A New Jersey man was arrested Wednesday for defrauding more than 30 victims after wooing them on internet dating sites. Rubbin Sarpong, 35, of Millville, New Jersey has been charged with one count of conspiracy to commit wire fraud, announced U. Attorney Craig Carpenito in a press release. Sarpong concocted online dating profiles mostly portraying US military personnel stationed overseas and looking for romance. The profiles were actually made up, using fictitious or stolen identities federal prosecutors in Camden, New Jersey said.
He told them he needed the money to ship gold bars to the United States, prosecutors said, but really kept it for himself and conspirators in Ghana. Sarpong posted photographs of himself on social media posing with large amounts of cash, high-end cars and expensive jewelry.
By Chris Perez. After establishing virtual romantic relationships with victims on the online dating platforms and via email, the conspirators asked them for money, often for the purported purpose of paying to ship gold bars to the United States. Although the stories varied, most often Sarpong and the conspirators claimed to be military personnel stationed in Syria who received, recovered, or were awarded gold bars.
The conspirators told many victims that their money would be returned once the gold bars were received in the United States.
Unfortunately, that same ease of connection makes online dating sites a The highest warning light in the world is a request to send money.
If you thought online dating websites are on the rise, than you would be right. However, not everyone who creates a profile on these sites has honorable intentions. Most dating scams start innocently enough. Scammers contact victims via social media sites or through email, claiming common interests or a distant, mutual connection—such as an introduction at a wedding or other large gathering. Other scam artists make their fake profiles look as appealing as possible and wait from victims to reach out and begin the conversation.
Once a scammer has you hooked, the possibilities are limitless, but here are a few of the most common variations:.
The growth of online dating has led to an explosion of catfishing and the combination of lust, infatuation or love means that innocent people can get manipulated or exploited. These relationships can go on for years and often end in tragic emotional or financial consequences for the victims. Catfishers can be driven by anything from loneliness to obsession or revenge.
They can be motivated by the desire to live vicariously through a fake persona, to extort money from a victim, to make mischief or any number of other intentions.
Army Criminal Investigation Command CID receives hundreds of reports a month from individuals who have fallen victim to a scam perpetrated by a person impersonating a U. Soldier online. Soldier who then began asking for money for various false service-related needs. Victims of these scams can lose tens of thousands of dollars and face a slim likelihood of recovering any of it. Victims may encounter these romance scammers on a legitimate dating website or social media platform, but they are not U.
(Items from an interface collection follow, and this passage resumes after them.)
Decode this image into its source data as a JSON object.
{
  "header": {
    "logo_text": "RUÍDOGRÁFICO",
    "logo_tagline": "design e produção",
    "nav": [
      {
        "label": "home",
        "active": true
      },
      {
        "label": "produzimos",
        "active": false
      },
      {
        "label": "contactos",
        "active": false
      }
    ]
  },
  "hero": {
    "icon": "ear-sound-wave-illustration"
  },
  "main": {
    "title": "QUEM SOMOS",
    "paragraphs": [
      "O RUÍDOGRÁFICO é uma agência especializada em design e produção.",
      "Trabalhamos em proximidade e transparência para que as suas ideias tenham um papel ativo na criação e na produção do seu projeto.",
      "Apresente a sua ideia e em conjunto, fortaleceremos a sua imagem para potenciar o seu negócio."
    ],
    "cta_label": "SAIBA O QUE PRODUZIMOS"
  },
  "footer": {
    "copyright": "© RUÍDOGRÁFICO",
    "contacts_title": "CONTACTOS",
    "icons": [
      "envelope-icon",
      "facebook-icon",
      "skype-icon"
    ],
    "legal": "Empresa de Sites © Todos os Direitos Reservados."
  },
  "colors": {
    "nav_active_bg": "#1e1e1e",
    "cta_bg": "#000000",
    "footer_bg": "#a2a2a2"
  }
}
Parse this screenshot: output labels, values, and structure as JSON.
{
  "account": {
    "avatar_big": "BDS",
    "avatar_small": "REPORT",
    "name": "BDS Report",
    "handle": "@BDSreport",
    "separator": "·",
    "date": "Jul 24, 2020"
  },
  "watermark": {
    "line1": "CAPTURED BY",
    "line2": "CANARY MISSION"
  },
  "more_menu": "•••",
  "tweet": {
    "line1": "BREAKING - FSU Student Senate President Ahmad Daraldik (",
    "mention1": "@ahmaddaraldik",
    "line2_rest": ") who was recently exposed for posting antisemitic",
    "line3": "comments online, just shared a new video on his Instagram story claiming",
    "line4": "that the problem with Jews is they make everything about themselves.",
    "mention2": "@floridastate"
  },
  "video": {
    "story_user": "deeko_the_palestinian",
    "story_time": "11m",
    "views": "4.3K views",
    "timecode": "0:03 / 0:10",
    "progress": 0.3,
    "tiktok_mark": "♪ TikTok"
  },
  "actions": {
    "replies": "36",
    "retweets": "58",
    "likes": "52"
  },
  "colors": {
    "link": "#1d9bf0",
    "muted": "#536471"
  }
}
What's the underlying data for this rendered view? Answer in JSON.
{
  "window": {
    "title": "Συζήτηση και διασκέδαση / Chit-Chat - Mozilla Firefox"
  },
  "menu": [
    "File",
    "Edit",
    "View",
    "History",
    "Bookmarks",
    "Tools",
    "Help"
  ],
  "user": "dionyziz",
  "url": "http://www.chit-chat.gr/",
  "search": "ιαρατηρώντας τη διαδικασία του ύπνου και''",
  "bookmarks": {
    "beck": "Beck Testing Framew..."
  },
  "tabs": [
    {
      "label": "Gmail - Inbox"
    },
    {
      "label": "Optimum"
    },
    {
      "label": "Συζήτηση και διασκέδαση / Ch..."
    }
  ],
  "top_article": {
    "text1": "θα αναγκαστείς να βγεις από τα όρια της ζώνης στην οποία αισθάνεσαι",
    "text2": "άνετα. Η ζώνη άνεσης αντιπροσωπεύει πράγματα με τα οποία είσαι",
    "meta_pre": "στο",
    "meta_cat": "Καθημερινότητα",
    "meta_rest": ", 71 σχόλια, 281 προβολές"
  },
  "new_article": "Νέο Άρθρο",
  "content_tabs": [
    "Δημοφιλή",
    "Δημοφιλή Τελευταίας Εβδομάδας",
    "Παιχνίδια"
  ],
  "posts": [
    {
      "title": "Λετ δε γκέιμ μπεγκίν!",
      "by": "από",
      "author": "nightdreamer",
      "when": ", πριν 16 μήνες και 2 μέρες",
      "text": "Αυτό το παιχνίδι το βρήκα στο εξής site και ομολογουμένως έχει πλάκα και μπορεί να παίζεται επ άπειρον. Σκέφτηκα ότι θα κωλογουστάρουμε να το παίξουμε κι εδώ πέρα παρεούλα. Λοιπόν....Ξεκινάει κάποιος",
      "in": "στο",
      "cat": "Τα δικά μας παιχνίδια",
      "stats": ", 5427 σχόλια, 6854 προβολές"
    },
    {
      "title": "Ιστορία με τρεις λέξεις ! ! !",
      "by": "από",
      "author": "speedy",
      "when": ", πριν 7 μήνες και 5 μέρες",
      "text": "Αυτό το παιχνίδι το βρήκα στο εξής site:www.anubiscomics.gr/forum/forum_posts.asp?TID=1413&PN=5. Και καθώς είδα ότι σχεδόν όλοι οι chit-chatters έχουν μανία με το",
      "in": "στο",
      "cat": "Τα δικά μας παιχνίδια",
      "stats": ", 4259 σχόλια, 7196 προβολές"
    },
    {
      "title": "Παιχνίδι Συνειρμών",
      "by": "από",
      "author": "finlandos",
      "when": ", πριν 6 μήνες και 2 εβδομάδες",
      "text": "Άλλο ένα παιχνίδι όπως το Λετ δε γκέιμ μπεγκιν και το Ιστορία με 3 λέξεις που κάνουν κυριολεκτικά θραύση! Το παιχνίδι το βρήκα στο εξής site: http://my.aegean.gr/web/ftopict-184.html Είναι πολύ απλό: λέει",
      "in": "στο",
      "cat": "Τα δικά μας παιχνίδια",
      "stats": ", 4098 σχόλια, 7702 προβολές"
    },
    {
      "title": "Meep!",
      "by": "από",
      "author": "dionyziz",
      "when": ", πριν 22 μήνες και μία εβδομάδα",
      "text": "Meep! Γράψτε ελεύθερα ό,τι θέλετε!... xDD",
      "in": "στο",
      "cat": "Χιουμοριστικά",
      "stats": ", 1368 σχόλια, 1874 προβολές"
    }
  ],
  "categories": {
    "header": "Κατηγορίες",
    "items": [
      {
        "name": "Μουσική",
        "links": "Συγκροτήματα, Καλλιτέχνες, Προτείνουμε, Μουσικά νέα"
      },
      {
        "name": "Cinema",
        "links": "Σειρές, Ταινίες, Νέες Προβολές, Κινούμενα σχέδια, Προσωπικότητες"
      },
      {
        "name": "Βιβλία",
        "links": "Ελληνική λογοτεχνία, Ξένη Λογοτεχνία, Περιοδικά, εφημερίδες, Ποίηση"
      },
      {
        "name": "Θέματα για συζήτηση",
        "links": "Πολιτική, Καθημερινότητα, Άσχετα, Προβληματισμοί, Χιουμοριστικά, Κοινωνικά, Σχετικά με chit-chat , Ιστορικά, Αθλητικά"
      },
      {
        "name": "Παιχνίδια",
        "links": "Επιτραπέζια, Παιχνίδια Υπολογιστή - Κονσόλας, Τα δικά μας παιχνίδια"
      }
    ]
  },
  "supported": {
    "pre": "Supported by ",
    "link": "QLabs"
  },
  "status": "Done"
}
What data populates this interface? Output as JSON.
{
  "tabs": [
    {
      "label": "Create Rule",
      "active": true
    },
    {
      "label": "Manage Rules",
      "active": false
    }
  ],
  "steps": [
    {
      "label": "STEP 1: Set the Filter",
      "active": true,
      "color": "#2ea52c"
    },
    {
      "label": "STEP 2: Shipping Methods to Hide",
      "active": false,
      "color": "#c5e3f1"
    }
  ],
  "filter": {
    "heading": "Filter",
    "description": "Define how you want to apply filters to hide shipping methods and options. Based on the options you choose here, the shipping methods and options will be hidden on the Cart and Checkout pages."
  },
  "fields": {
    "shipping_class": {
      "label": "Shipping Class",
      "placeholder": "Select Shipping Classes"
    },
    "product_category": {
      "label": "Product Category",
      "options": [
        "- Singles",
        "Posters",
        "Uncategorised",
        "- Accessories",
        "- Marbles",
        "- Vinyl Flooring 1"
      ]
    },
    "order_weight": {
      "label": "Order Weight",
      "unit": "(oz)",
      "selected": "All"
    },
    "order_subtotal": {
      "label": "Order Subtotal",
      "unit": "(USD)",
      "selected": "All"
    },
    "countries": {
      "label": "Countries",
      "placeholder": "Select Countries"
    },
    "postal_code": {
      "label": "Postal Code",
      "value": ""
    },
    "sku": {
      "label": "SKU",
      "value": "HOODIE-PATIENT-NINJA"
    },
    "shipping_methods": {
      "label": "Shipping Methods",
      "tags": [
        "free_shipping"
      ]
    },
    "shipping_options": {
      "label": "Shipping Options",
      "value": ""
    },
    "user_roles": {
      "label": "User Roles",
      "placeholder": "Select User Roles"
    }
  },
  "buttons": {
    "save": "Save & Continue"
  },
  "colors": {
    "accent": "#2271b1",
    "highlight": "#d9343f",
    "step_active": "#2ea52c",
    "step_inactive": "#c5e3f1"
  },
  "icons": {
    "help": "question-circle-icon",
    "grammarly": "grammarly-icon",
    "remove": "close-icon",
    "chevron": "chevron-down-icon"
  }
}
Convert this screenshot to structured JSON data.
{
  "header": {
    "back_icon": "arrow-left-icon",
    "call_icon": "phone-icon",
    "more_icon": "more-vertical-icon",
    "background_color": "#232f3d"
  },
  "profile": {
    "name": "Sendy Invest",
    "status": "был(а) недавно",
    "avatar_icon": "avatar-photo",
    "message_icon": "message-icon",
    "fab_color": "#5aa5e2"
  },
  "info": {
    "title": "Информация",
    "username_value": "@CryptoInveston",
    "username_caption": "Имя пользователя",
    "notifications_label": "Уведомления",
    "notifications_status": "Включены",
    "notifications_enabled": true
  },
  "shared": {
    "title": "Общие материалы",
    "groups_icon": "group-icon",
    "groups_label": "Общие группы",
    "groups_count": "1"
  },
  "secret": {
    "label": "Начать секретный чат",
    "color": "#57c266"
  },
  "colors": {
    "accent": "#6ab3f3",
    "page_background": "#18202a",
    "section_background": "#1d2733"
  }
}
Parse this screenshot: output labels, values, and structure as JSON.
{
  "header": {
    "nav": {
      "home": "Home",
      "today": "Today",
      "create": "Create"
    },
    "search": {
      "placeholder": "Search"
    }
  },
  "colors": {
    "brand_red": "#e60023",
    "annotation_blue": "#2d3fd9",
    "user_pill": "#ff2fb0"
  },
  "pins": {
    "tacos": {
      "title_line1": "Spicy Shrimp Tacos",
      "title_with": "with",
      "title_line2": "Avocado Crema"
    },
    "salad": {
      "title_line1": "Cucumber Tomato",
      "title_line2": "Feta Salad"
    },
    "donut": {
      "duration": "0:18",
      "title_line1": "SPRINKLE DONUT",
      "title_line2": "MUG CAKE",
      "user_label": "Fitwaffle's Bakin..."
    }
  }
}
To perpetrate this scam, the scammers take on the online persona of a current or former U. Soldier, and then, using photographs of a Soldier from the internet, build a false identity to begin prowling the web for victims. The most common scheme involves criminals, often from other countries — most notably from West African countries — pretending to be U. Soldiers serving in a combat zone or other overseas location. These crooks often present documents and other “proof” of their financial need when asking their victims to wire money to them.
Such scams, when they involve dating sites, pose a unique challenge in the fight against impostors and identity thieves, because on such sites a dating profile is often required to conduct a search for fake accounts.